“I don’t know why we’re not doing it (freedom of navigation operations) weekly or monthly,” Corker added. “I don’t think it’s any question but that China views that solely as a light-touch, symbolic effort, and I have no idea why we’re not cruising within those 12 nautical miles on a weekly basis.”
“The calculated and incremental strategy on the part of Beijing to challenge U.S. power is having real consequences for U.S. interests and international norms in the Indo-Pacific and beyond.” Continue reading
Beijing will start construction this year on a South China Sea islet within the Philippines’ claimed exclusive economic zone as it seeks to project its power in the disputed waters, Hong Kong media reported Monday.
China will establish an outpost on Scarborough Shoal, 230 kilometres (143 miles) off the Philippine coast, the South China Morning Post newspaper cited an unnamed source close to the People’s Liberation Army as saying.
Beijing claims nearly all the strategically vital sea, despite competing claims from several Southeast Asian neighbors, and in recent months it has developed contested reefs into artificial islands, some topped with airstrips. Continue reading
Website reveals future warship deployment to Philippines’ Scarborough Shoal
China’s plan for a new military buildup on a disputed island near the Philippines shows the future deployment of Chinese warships close to where U.S. naval forces will be stationed in the future.

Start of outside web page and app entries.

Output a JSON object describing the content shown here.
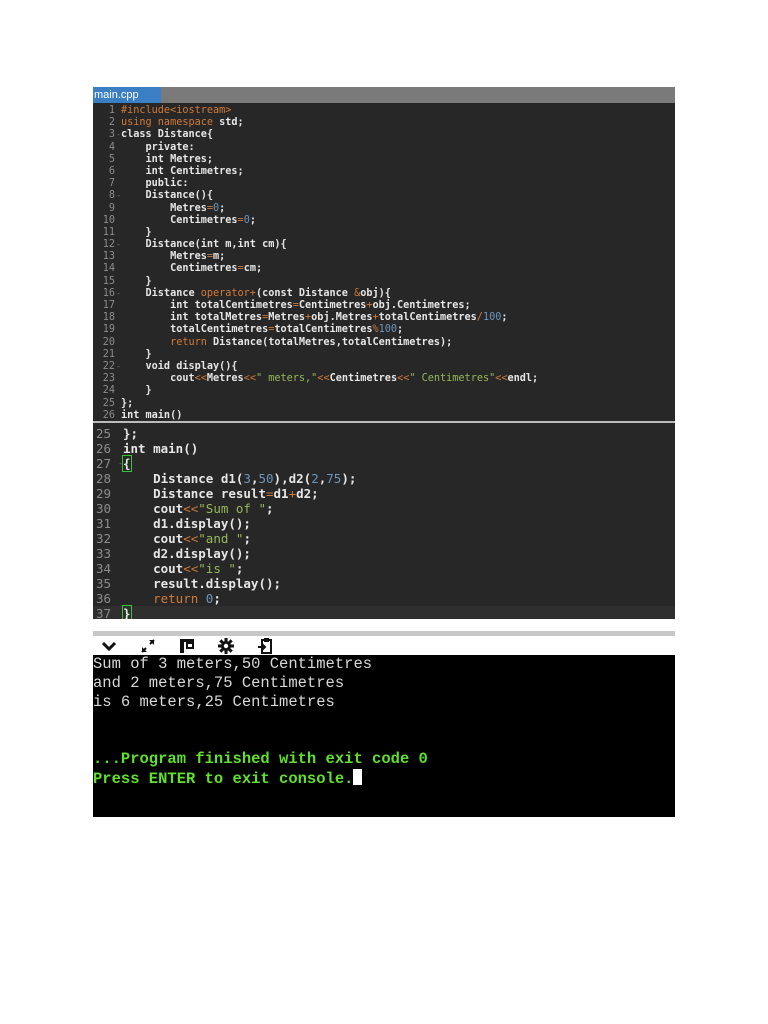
{
  "editor": {
    "tab_label": "main.cpp",
    "panel1": [
      {
        "n": "1",
        "tokens": [
          [
            "k",
            "#include<iostream>"
          ]
        ]
      },
      {
        "n": "2",
        "tokens": [
          [
            "k",
            "using namespace"
          ],
          [
            "t",
            " std;"
          ]
        ]
      },
      {
        "n": "3",
        "fold": true,
        "tokens": [
          [
            "t",
            "class Distance{"
          ]
        ]
      },
      {
        "n": "4",
        "tokens": [
          [
            "t",
            "    private:"
          ]
        ]
      },
      {
        "n": "5",
        "tokens": [
          [
            "t",
            "    int Metres;"
          ]
        ]
      },
      {
        "n": "6",
        "tokens": [
          [
            "t",
            "    int Centimetres;"
          ]
        ]
      },
      {
        "n": "7",
        "tokens": [
          [
            "t",
            "    public:"
          ]
        ]
      },
      {
        "n": "8",
        "fold": true,
        "tokens": [
          [
            "t",
            "    Distance(){"
          ]
        ]
      },
      {
        "n": "9",
        "tokens": [
          [
            "t",
            "        Metres"
          ],
          [
            "o",
            "="
          ],
          [
            "n",
            "0"
          ],
          [
            "t",
            ";"
          ]
        ]
      },
      {
        "n": "10",
        "tokens": [
          [
            "t",
            "        Centimetres"
          ],
          [
            "o",
            "="
          ],
          [
            "n",
            "0"
          ],
          [
            "t",
            ";"
          ]
        ]
      },
      {
        "n": "11",
        "tokens": [
          [
            "t",
            "    }"
          ]
        ]
      },
      {
        "n": "12",
        "fold": true,
        "tokens": [
          [
            "t",
            "    Distance(int m,int cm){"
          ]
        ]
      },
      {
        "n": "13",
        "tokens": [
          [
            "t",
            "        Metres"
          ],
          [
            "o",
            "="
          ],
          [
            "t",
            "m;"
          ]
        ]
      },
      {
        "n": "14",
        "tokens": [
          [
            "t",
            "        Centimetres"
          ],
          [
            "o",
            "="
          ],
          [
            "t",
            "cm;"
          ]
        ]
      },
      {
        "n": "15",
        "tokens": [
          [
            "t",
            "    }"
          ]
        ]
      },
      {
        "n": "16",
        "fold": true,
        "tokens": [
          [
            "t",
            "    Distance "
          ],
          [
            "k",
            "operator+"
          ],
          [
            "t",
            "(const Distance "
          ],
          [
            "o",
            "&"
          ],
          [
            "t",
            "obj){"
          ]
        ]
      },
      {
        "n": "17",
        "tokens": [
          [
            "t",
            "        int totalCentimetres"
          ],
          [
            "o",
            "="
          ],
          [
            "t",
            "Centimetres"
          ],
          [
            "o",
            "+"
          ],
          [
            "t",
            "obj.Centimetres;"
          ]
        ]
      },
      {
        "n": "18",
        "tokens": [
          [
            "t",
            "        int totalMetres"
          ],
          [
            "o",
            "="
          ],
          [
            "t",
            "Metres"
          ],
          [
            "o",
            "+"
          ],
          [
            "t",
            "obj.Metres"
          ],
          [
            "o",
            "+"
          ],
          [
            "t",
            "totalCentimetres"
          ],
          [
            "o",
            "/"
          ],
          [
            "n",
            "100"
          ],
          [
            "t",
            ";"
          ]
        ]
      },
      {
        "n": "19",
        "tokens": [
          [
            "t",
            "        totalCentimetres"
          ],
          [
            "o",
            "="
          ],
          [
            "t",
            "totalCentimetres"
          ],
          [
            "o",
            "%"
          ],
          [
            "n",
            "100"
          ],
          [
            "t",
            ";"
          ]
        ]
      },
      {
        "n": "20",
        "tokens": [
          [
            "t",
            "        "
          ],
          [
            "k",
            "return"
          ],
          [
            "t",
            " Distance(totalMetres,totalCentimetres);"
          ]
        ]
      },
      {
        "n": "21",
        "tokens": [
          [
            "t",
            "    }"
          ]
        ]
      },
      {
        "n": "22",
        "fold": true,
        "tokens": [
          [
            "t",
            "    void display(){"
          ]
        ]
      },
      {
        "n": "23",
        "tokens": [
          [
            "t",
            "        cout"
          ],
          [
            "o",
            "<<"
          ],
          [
            "t",
            "Metres"
          ],
          [
            "o",
            "<<"
          ],
          [
            "s",
            "\" meters,\""
          ],
          [
            "o",
            "<<"
          ],
          [
            "t",
            "Centimetres"
          ],
          [
            "o",
            "<<"
          ],
          [
            "s",
            "\" Centimetres\""
          ],
          [
            "o",
            "<<"
          ],
          [
            "t",
            "endl;"
          ]
        ]
      },
      {
        "n": "24",
        "tokens": [
          [
            "t",
            "    }"
          ]
        ]
      },
      {
        "n": "25",
        "tokens": [
          [
            "t",
            "};"
          ]
        ]
      },
      {
        "n": "26",
        "tokens": [
          [
            "t",
            "int main()"
          ]
        ]
      }
    ],
    "panel2": [
      {
        "n": "25",
        "tokens": [
          [
            "t",
            "};"
          ]
        ]
      },
      {
        "n": "26",
        "tokens": [
          [
            "t",
            "int main()"
          ]
        ]
      },
      {
        "n": "27",
        "fold": true,
        "tokens": [
          [
            "br",
            "{"
          ]
        ]
      },
      {
        "n": "28",
        "tokens": [
          [
            "t",
            "    Distance d1("
          ],
          [
            "n",
            "3"
          ],
          [
            "t",
            ","
          ],
          [
            "n",
            "50"
          ],
          [
            "t",
            "),d2("
          ],
          [
            "n",
            "2"
          ],
          [
            "t",
            ","
          ],
          [
            "n",
            "75"
          ],
          [
            "t",
            ");"
          ]
        ]
      },
      {
        "n": "29",
        "tokens": [
          [
            "t",
            "    Distance result"
          ],
          [
            "o",
            "="
          ],
          [
            "t",
            "d1"
          ],
          [
            "o",
            "+"
          ],
          [
            "t",
            "d2;"
          ]
        ]
      },
      {
        "n": "30",
        "tokens": [
          [
            "t",
            "    cout"
          ],
          [
            "o",
            "<<"
          ],
          [
            "s",
            "\"Sum of \""
          ],
          [
            "t",
            ";"
          ]
        ]
      },
      {
        "n": "31",
        "tokens": [
          [
            "t",
            "    d1.display();"
          ]
        ]
      },
      {
        "n": "32",
        "tokens": [
          [
            "t",
            "    cout"
          ],
          [
            "o",
            "<<"
          ],
          [
            "s",
            "\"and \""
          ],
          [
            "t",
            ";"
          ]
        ]
      },
      {
        "n": "33",
        "tokens": [
          [
            "t",
            "    d2.display();"
          ]
        ]
      },
      {
        "n": "34",
        "tokens": [
          [
            "t",
            "    cout"
          ],
          [
            "o",
            "<<"
          ],
          [
            "s",
            "\"is \""
          ],
          [
            "t",
            ";"
          ]
        ]
      },
      {
        "n": "35",
        "tokens": [
          [
            "t",
            "    result.display();"
          ]
        ]
      },
      {
        "n": "36",
        "tokens": [
          [
            "t",
            "    "
          ],
          [
            "k",
            "return"
          ],
          [
            "t",
            " "
          ],
          [
            "n",
            "0"
          ],
          [
            "t",
            ";"
          ]
        ]
      },
      {
        "n": "37",
        "tokens": [
          [
            "br",
            "}"
          ]
        ]
      }
    ]
  },
  "toolbar": {
    "icons": [
      "chevron-down-icon",
      "expand-icon",
      "panel-layout-icon",
      "gear-icon",
      "clipboard-icon"
    ]
  },
  "console": {
    "lines": [
      {
        "text": "Sum of 3 meters,50 Centimetres",
        "style": "normal"
      },
      {
        "text": "and 2 meters,75 Centimetres",
        "style": "normal"
      },
      {
        "text": "is 6 meters,25 Centimetres",
        "style": "normal"
      },
      {
        "text": "",
        "style": "normal"
      },
      {
        "text": "",
        "style": "normal"
      },
      {
        "text": "...Program finished with exit code 0",
        "style": "green"
      },
      {
        "text": "Press ENTER to exit console.",
        "style": "green",
        "cursor": true
      }
    ]
  },
  "colors": {
    "keyword": "#d17a37",
    "number": "#6a96bd",
    "string": "#98b85a",
    "console_green": "#5fe02a",
    "tab_active": "#3a7fc4"
  }
}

Details of the militarization plan for Scarborough Shoal in the Spratly Islands were obtained by U.S. intelligence agencies over the last several months, according to defense officials. Continue reading